Research Plan/Methods: The Units methodology is described elsewhere in this document. However, in brief, we investigate suspect cases of CJD, including visits to patients & families throughout the UK and collect relevant clinical & epidemiological data. Pathological confirmation of the diagnosis is undertaken whenever possible. Cases are classified according to established criteria and disease trends analysed in conjunction with our stored historical data. There are a number of separately funded studies that dovetail with this core research-including the TMER study of possible blood transmission of vCJD; the Haemophilia study; the paediatric PIND study and collaborative studies with the Roslin Institute including correlations with their animal transmission studies.
Research Team: The Lead Applicant & Co-Applicant details are given elsewhere. Other Team members include: two sub-consultant grade clinical neurologists, an Operations Director, a Study Data Co-ordinator, a Molecular Geneticist, Neuropathology, protein & CSF laboratory staff, administrative & secretarial support. The Unit has been established since 1990, within the University of Edinburgh.

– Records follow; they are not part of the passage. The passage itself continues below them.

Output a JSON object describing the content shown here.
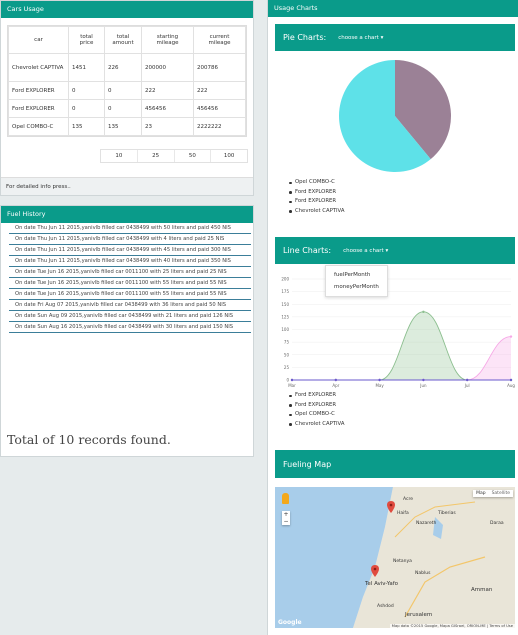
{
  "cars_usage": {
    "title": "Cars Usage",
    "headers": [
      "car",
      "total\nprice",
      "total\namount",
      "starting\nmileage",
      "current\nmileage"
    ],
    "rows": [
      [
        "Chevrolet CAPTIVA",
        "1451",
        "226",
        "200000",
        "200786"
      ],
      [
        "Ford EXPLORER",
        "0",
        "0",
        "222",
        "222"
      ],
      [
        "Ford EXPLORER",
        "0",
        "0",
        "456456",
        "456456"
      ],
      [
        "Opel COMBO-C",
        "135",
        "135",
        "23",
        "2222222"
      ]
    ],
    "pager": [
      "10",
      "25",
      "50",
      "100"
    ],
    "footnote": "For detailed info press.."
  },
  "fuel_history": {
    "title": "Fuel History",
    "entries": [
      "On date Thu Jun 11 2015,yanivlb filled car 0438499 with 50 liters and paid 450 NIS",
      "On date Thu Jun 11 2015,yanivlb filled car 0438499 with 4 liters and paid 25 NIS",
      "On date Thu Jun 11 2015,yanivlb filled car 0438499 with 45 liters and paid 300 NIS",
      "On date Thu Jun 11 2015,yanivlb filled car 0438499 with 40 liters and paid 350 NIS",
      "On date Tue Jun 16 2015,yanivlb filled car 0011100 with 25 liters and paid 25 NIS",
      "On date Tue Jun 16 2015,yanivlb filled car 0011100 with 55 liters and paid 55 NIS",
      "On date Tue Jun 16 2015,yanivlb filled car 0011100 with 55 liters and paid 55 NIS",
      "On date Fri Aug 07 2015,yanivlb filled car 0438499 with 36 liters and paid 50 NIS",
      "On date Sun Aug 09 2015,yanivlb filled car 0438499 with 21 liters and paid 126 NIS",
      "On date Sun Aug 16 2015,yanivlb filled car 0438499 with 30 liters and paid 150 NIS"
    ],
    "total_text": "Total of 10 records found."
  },
  "usage_charts": {
    "title": "Usage Charts",
    "pie": {
      "label": "Pie Charts:",
      "dropdown": "choose a chart",
      "legend": [
        "Opel COMBO-C",
        "Ford EXPLORER",
        "Ford EXPLORER",
        "Chevrolet CAPTIVA"
      ]
    },
    "line": {
      "label": "Line Charts:",
      "dropdown": "choose a chart",
      "menu_options": [
        "fuelPerMonth",
        "moneyPerMonth"
      ],
      "legend": [
        "Ford EXPLORER",
        "Ford EXPLORER",
        "Opel COMBO-C",
        "Chevrolet CAPTIVA"
      ]
    },
    "map": {
      "label": "Fueling Map",
      "map_btn": "Map",
      "satellite_btn": "Satellite",
      "zoom_in": "+",
      "zoom_out": "−",
      "attribution": "Map data ©2015 Google, Mapa GISrael, ORION-ME | Terms of Use",
      "google": "Google",
      "places": [
        "Acre",
        "Haifa",
        "Tiberias",
        "Nazareth",
        "Daraa",
        "Netanya",
        "Tel Aviv-Yafo",
        "Jerusalem",
        "Amman",
        "Ashdod",
        "Nablus"
      ]
    }
  },
  "colors": {
    "accent": "#0a9b8a",
    "pie_cyan": "#5ee1e8",
    "pie_mauve": "#9b8196",
    "line_green": "#8cbf8f",
    "line_pink": "#f6a7e6"
  },
  "chart_data": [
    {
      "type": "pie",
      "title": "",
      "labels": [
        "",
        ""
      ],
      "values": [
        39,
        61
      ],
      "colors": [
        "#9b8196",
        "#5ee1e8"
      ]
    },
    {
      "type": "area",
      "title": "",
      "x": [
        "Mar",
        "Apr",
        "May",
        "Jun",
        "Jul",
        "Aug"
      ],
      "ylim": [
        0,
        200
      ],
      "yticks": [
        0,
        25,
        50,
        75,
        100,
        125,
        150,
        175,
        200
      ],
      "series": [
        {
          "color": "#8cbf8f",
          "values": [
            0,
            0,
            0,
            135,
            0,
            0
          ]
        },
        {
          "color": "#f6a7e6",
          "values": [
            0,
            0,
            0,
            0,
            0,
            86
          ]
        },
        {
          "color": "#6a5acd",
          "values": [
            0,
            0,
            0,
            0,
            0,
            0
          ]
        }
      ],
      "grid": true
    }
  ]
}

Impact/Influence: The Units identification of vCJD and the first instance of blood transfusion-related vCJD have had obvious impacts on public health policy. Our data have underpinned the considerations of various expert advisory committees (including SEAC, ACDP & SaBTO) and various DH risk assessments. Continuing study will have importance in informing future assessments and policy decisions. Both positive and negative findings (such as further or no further cases of blood-related vCJD) will be important for future policy decisions; negative findings have secure meaning only if good surveillance is in place.